It consists of a programmable hardware attachment that DJI says can be mounted to any robotic system with USB and UART connection ports. As proof of the system's capabilities, the company points to a project at Shanghai's Fudan University, where researchers combined Guidance with Intel processors to identify illegally parked cars from above.
The project is designed to help city workers sniff out dodgy parking jobs, all while the drone avoids lamp posts and trees. The system works by determining the position and orientation of a parked car, and if deemed unsatisfactory, snapping a photo of the license plate and relaying it back to a central database.

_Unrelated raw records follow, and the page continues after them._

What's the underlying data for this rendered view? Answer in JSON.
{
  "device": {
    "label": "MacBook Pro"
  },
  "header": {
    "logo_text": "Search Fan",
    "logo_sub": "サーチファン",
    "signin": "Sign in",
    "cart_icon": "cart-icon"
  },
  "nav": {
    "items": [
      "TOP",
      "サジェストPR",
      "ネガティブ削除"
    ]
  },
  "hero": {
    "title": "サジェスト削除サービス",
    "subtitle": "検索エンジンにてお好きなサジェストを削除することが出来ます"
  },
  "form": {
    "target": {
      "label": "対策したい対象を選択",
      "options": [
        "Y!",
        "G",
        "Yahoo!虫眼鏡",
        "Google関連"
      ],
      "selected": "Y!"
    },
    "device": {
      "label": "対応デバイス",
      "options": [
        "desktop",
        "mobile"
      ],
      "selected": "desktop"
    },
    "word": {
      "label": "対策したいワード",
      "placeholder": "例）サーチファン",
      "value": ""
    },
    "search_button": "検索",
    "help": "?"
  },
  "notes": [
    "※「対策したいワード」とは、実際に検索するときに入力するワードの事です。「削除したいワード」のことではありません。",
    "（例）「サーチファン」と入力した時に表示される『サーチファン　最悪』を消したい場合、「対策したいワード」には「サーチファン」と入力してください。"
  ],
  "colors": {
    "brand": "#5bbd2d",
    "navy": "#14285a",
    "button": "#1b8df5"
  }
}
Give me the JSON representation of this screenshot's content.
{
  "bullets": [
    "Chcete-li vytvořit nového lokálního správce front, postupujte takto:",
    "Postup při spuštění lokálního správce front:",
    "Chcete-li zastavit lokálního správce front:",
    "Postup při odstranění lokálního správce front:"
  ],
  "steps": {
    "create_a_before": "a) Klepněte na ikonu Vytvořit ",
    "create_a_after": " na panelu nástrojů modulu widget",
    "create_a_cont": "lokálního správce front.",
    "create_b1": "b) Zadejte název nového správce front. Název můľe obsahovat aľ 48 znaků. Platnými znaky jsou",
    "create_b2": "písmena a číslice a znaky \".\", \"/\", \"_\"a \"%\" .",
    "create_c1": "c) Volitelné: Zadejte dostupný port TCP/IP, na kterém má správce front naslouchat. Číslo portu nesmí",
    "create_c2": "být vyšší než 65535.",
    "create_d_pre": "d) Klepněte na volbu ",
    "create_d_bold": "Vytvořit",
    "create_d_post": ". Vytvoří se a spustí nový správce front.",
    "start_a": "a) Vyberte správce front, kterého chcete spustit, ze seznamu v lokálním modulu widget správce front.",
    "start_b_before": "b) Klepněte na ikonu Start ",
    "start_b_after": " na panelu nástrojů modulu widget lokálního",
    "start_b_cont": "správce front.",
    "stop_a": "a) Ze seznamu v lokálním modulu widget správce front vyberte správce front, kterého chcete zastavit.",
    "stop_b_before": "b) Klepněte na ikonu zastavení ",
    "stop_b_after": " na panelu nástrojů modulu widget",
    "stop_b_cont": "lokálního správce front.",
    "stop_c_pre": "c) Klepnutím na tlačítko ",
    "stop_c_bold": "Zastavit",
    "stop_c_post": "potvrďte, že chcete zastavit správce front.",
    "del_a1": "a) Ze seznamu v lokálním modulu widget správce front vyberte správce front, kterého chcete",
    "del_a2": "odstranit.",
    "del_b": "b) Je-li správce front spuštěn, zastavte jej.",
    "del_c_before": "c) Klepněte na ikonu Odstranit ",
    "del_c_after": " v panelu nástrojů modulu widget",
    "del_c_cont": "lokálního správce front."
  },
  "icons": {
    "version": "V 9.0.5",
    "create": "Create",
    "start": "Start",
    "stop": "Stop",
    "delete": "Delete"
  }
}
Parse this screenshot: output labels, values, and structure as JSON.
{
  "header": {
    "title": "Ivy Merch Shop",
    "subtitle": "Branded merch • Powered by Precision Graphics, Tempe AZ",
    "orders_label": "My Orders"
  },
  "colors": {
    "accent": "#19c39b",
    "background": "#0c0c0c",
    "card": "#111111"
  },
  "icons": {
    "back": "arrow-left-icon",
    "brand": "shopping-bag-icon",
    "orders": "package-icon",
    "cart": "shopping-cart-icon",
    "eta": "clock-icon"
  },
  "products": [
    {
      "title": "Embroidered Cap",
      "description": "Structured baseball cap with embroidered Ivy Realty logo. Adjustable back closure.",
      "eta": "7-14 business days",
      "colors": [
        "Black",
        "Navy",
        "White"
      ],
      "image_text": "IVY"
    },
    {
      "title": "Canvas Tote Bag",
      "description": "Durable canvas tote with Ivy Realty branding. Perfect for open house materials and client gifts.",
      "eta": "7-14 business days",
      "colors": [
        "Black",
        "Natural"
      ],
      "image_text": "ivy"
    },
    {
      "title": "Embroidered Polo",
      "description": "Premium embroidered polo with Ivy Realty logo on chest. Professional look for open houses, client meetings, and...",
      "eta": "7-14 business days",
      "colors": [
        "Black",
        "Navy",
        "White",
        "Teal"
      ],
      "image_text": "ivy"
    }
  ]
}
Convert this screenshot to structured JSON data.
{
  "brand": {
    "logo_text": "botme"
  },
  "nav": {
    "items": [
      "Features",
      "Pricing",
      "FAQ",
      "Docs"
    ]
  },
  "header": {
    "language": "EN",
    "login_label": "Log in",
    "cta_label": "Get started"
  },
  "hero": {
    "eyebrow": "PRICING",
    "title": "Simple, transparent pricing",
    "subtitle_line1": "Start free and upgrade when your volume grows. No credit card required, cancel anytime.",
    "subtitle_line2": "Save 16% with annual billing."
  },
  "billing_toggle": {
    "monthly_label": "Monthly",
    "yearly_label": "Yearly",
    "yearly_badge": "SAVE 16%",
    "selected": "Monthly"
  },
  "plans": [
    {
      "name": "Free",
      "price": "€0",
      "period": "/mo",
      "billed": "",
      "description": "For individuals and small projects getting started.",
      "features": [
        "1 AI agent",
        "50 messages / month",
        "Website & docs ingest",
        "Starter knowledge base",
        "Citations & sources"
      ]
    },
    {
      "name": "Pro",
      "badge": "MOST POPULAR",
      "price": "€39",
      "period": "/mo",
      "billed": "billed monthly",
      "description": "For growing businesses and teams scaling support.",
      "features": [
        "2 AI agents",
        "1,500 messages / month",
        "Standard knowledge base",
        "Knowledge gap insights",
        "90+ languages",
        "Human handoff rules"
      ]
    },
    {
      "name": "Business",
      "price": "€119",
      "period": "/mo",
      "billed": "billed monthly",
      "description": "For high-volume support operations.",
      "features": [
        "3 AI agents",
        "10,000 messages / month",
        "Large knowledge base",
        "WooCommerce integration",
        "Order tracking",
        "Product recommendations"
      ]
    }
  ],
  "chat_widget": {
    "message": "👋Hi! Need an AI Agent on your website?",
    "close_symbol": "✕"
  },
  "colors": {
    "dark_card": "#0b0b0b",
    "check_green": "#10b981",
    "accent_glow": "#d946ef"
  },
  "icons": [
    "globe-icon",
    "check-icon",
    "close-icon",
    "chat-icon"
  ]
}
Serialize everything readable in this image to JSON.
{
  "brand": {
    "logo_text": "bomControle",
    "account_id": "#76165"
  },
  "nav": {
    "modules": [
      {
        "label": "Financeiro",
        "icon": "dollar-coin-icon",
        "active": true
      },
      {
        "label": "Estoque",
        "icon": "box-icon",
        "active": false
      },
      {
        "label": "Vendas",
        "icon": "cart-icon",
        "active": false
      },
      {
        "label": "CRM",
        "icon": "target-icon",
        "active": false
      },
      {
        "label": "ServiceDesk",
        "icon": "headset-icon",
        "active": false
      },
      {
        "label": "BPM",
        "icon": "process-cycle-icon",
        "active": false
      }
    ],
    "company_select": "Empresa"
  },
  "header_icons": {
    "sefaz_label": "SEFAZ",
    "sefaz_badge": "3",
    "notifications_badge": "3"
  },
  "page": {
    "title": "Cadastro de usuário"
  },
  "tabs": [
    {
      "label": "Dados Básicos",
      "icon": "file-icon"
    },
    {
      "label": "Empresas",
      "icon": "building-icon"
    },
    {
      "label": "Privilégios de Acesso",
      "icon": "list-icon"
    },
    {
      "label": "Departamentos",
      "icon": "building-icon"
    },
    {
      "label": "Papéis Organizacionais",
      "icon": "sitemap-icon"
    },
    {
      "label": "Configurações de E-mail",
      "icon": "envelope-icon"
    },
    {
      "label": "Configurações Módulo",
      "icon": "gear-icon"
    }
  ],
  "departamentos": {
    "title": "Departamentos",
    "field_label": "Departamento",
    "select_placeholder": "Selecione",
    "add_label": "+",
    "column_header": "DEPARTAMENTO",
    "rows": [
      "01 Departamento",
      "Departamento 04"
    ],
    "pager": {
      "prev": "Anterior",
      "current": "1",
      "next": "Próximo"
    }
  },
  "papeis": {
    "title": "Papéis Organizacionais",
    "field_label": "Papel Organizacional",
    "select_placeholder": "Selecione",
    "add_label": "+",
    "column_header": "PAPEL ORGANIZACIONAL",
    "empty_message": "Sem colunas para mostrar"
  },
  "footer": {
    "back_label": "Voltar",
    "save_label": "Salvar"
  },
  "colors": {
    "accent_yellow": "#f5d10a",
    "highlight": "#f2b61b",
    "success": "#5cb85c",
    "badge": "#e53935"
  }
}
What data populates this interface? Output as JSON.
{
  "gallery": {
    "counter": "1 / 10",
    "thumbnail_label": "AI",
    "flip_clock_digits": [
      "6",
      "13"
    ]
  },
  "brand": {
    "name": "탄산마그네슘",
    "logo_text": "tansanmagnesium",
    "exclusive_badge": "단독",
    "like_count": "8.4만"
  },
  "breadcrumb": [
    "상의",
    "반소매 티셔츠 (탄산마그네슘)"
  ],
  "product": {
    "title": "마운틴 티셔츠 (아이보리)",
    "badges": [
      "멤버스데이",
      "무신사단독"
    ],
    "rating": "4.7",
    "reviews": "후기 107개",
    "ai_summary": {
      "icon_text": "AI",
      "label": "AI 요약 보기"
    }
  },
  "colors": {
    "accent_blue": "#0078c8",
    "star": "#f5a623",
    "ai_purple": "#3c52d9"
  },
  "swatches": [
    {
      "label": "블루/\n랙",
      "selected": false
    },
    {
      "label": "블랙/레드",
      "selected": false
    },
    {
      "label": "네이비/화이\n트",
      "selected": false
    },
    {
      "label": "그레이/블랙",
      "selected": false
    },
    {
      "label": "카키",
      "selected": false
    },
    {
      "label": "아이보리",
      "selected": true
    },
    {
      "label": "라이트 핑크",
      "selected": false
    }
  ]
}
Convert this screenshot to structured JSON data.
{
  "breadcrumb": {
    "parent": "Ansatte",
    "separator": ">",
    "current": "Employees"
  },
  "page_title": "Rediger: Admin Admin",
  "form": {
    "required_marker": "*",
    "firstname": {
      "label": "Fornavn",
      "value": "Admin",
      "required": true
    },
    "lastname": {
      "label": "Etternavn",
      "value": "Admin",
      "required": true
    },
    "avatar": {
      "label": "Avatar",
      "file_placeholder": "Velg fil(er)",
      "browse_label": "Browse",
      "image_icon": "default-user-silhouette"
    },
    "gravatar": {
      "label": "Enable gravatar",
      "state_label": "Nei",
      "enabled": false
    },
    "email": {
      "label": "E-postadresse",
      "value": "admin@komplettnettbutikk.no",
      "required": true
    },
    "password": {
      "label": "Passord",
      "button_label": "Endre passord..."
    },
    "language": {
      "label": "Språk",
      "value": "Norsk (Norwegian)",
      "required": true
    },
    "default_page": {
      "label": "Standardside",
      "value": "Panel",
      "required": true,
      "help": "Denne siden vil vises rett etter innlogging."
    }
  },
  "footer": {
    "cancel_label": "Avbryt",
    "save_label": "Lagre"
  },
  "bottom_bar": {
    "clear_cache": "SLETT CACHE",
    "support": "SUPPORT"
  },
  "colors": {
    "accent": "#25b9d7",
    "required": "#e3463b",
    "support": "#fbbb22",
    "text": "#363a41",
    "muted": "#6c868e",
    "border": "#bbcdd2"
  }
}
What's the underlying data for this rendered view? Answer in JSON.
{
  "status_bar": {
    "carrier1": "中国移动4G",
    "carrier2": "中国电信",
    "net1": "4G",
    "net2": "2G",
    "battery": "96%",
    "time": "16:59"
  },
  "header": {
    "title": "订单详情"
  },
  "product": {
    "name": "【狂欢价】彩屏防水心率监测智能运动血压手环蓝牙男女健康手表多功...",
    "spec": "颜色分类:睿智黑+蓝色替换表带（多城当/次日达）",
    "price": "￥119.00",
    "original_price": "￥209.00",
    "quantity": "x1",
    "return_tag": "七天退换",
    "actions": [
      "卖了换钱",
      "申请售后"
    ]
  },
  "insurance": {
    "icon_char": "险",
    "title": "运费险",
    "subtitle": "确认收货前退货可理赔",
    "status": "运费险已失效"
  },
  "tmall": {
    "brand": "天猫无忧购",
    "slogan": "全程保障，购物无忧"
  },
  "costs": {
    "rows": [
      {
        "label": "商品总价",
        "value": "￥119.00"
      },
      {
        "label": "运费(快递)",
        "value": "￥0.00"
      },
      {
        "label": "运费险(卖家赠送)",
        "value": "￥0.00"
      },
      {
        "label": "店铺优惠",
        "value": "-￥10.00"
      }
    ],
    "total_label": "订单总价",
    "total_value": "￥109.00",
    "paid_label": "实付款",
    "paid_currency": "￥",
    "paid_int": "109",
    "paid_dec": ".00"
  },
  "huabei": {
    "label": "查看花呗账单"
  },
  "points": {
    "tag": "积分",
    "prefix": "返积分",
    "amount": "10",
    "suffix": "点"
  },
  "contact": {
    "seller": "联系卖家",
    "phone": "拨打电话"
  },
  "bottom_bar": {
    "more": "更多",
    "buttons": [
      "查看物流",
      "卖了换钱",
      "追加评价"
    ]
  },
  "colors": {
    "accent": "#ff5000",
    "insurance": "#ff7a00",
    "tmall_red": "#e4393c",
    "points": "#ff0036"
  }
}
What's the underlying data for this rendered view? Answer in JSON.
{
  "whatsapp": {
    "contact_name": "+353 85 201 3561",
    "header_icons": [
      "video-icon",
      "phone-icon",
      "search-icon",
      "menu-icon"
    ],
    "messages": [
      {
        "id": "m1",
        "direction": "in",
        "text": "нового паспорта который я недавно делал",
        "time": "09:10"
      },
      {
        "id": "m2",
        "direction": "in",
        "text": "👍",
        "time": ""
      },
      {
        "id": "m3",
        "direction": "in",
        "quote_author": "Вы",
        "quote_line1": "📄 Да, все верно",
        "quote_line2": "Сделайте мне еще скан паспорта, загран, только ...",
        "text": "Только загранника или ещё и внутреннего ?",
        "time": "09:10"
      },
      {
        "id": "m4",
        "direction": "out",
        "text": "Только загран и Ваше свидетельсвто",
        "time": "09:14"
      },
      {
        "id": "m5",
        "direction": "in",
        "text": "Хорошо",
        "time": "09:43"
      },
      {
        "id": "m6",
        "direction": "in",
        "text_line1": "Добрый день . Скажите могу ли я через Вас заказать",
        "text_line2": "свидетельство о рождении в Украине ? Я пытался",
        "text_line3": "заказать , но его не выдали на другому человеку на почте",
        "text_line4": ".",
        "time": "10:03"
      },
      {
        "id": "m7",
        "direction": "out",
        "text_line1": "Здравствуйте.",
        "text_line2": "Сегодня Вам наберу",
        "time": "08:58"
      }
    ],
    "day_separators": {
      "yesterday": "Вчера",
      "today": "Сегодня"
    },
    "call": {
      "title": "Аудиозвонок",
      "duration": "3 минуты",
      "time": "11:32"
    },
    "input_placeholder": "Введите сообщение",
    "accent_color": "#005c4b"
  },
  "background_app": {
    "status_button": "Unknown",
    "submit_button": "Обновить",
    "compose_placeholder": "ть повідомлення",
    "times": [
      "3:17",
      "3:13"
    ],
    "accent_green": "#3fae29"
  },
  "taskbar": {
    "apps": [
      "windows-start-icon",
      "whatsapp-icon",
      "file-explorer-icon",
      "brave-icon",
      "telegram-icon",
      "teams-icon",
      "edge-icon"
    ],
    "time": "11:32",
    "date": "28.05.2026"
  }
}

DJI rolled out Guidance as part of a wider announcement detailing, among other things, its new Matrice 100 quadcopter for developers. Where its earlier drone models have generally been designed with specific users in mind (largely beginner to professional aerial photographers), the Matrice 100 is billed as something of a blank canvas for researchers to bring their own ideas to life.
Ready to fly out of the box with dual battery slots and a whopping 40 minutes flight time, the Matrice 100 features several communication ports, power supply leads and expansion bays for extras components, so that additional hardware can be fixed to the drone to afford it new functionality.
"We're excited to see how researchers and developers will use this platform to test how aerial technology can be used for agriculture, inspection, search and rescue and several other fields," says Frank Wang, DJI CEO.
DJI will begin shipping both the Matrice 100 and Guidance system at the end of June. The Matrice 100 will be priced at $3,299 and Guidance will cost $999.
You can see the drone in action in the video below.